A Minimum Viable LocalGov Web Analytics Platform

(this first appeared on my Wordpress blog on 5 April 2016, I’ve re-surfaced it here because the issues it covers have been raised again in our 2018 local gov web survey https://thesatorilab.com/localgovweb and we probably want to refer to it)

Photo by Toa Heftiba on Unsplash

A couple of weeks ago I wrote about what a jolly good idea it would be if we could pull all Council website stats into one place.

As a next step in this journey I’ve set up a minimum viable analytics platform.

It’s very minimum. Out of the 400+local authorities, it features data from 2.

They are

East Sussex, my favourite council in this space, which publishes on data.gov.uk a Google account that will give anyone read access to their Google Analytics property
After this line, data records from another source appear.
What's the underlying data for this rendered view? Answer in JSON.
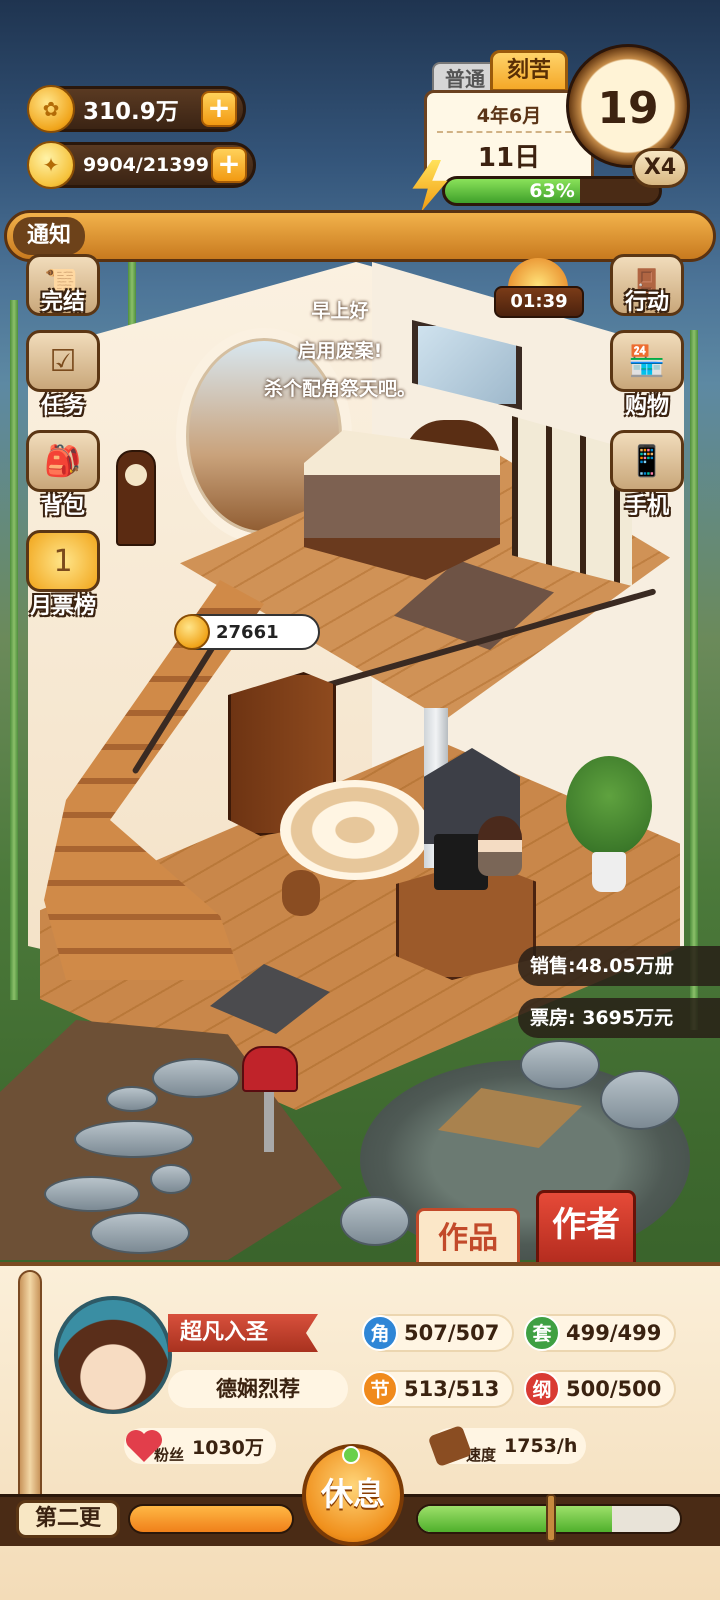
{
  "resources": {
    "gold": "310.9万",
    "inspiration": "9904/21399"
  },
  "calendar": {
    "tab_normal": "普通",
    "tab_hard": "刻苦",
    "month": "4年6月",
    "day": "11日",
    "clock_value": "19",
    "speed": "X4",
    "energy_percent_text": "63%",
    "energy_fraction": 0.63
  },
  "notice": {
    "label": "通知"
  },
  "side_left": [
    {
      "label": "完结",
      "icon": "scroll-icon"
    },
    {
      "label": "任务",
      "icon": "checklist-icon"
    },
    {
      "label": "背包",
      "icon": "backpack-icon"
    },
    {
      "label": "月票榜",
      "icon": "gold-medal-icon"
    }
  ],
  "side_right": [
    {
      "label": "行动",
      "icon": "door-icon"
    },
    {
      "label": "购物",
      "icon": "shop-icon"
    },
    {
      "label": "手机",
      "icon": "phone-icon"
    }
  ],
  "timer": "01:39",
  "greetings": [
    "早上好",
    "启用废案!",
    "杀个配角祭天吧。"
  ],
  "coin_bubble": "27661",
  "stats": {
    "sales": "销售:48.05万册",
    "box_office": "票房: 3695万元"
  },
  "tabs": {
    "works": "作品",
    "author": "作者"
  },
  "profile": {
    "title": "超凡入圣",
    "name": "德娴烈荐",
    "attributes": [
      {
        "badge": "角",
        "value": "507/507",
        "color": "#2f86d6"
      },
      {
        "badge": "套",
        "value": "499/499",
        "color": "#3fa043"
      },
      {
        "badge": "节",
        "value": "513/513",
        "color": "#f08a1c"
      },
      {
        "badge": "纲",
        "value": "500/500",
        "color": "#d93a33"
      }
    ],
    "fans_caption": "粉丝",
    "fans_value": "1030万",
    "speed_caption": "速度",
    "speed_value": "1753/h"
  },
  "rest_button": "休息",
  "chapter": {
    "label": "第二更",
    "progress_left_fraction": 1.0,
    "progress_right_fraction": 0.74
  }
}
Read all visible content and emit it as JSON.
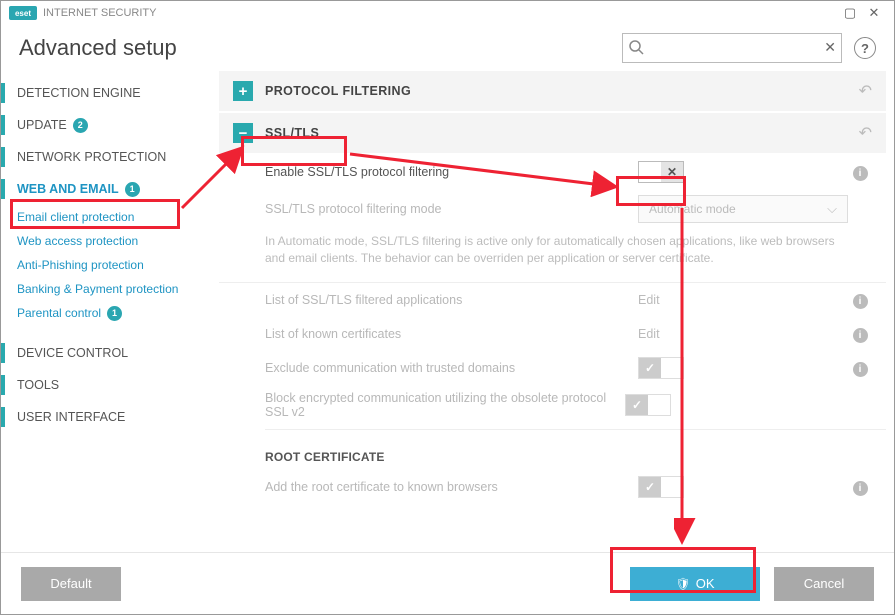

North Yorkshire, which doesn’t publish an account like East Sussex but kindly set one up to allow me to experiment.

So. The first order of business is to pull some data out of their Google Analytics account. I wanted to use the Google Analytics add-on for Google Sheets because it makes life very easy.

Each spreadsheet has to be tied to one Google Account. In this that meant having to create 2 spreadsheets. Luckily I was able create each spreadsheet on Google Drive using the account details I had been given (yes I can see a problem with this too: bear with).

So I created a spreadsheet for each account and used the Add On to run some simple reports. Then I gave myself access to those spreadsheets and copied their contents into a Spreadsheet of my own devising.

And was able to draw a nice graph of sessions per month for each council.

It would be straightforward to add more councils in the same way if they published an account as these two have. I don’t think that’s the solution though.

Creating a Google Account and publishing the password is a really attractive idea but it does enable people to use Google services completely anonymously. They might well want to do that for nefarious reasons. The risk is pretty low whilst only one or two councils does it but the risk would grow significantly if it became standard practice.

This is annoying of course but there we are. What could we do instead?

  • We could encourage councils to run a standard set of reports and publish these. Google Sheets would be a neat way of doing this because the integration is simple and the data can be pulled out in many useful formats.
  • We could set up a series of localgovernmentawesomewebstats@gmail.com (that’s not me if it exists) accounts and ask councils to grant us access to their properties. That would save them the trouble of having to schedule reports and we could hand their data back to them nicely
  • We could ask councils to submit annual returns from their websites in a nice simple form
  • We could do all of those and give councils the choice

Going through this process makes me see why the US Government uses its own tracking script for Federal Departments and Websites. From my point of view that would be the most satisfactory approach but 650,000,000 visits a year probably equates to 1.5bn records a year so that’s not a project we’re going to manage successfully as a spare time endeavour.

But I’d really like to hear from others on this.

Originally published at benproctor.co.uk on April 5, 2016.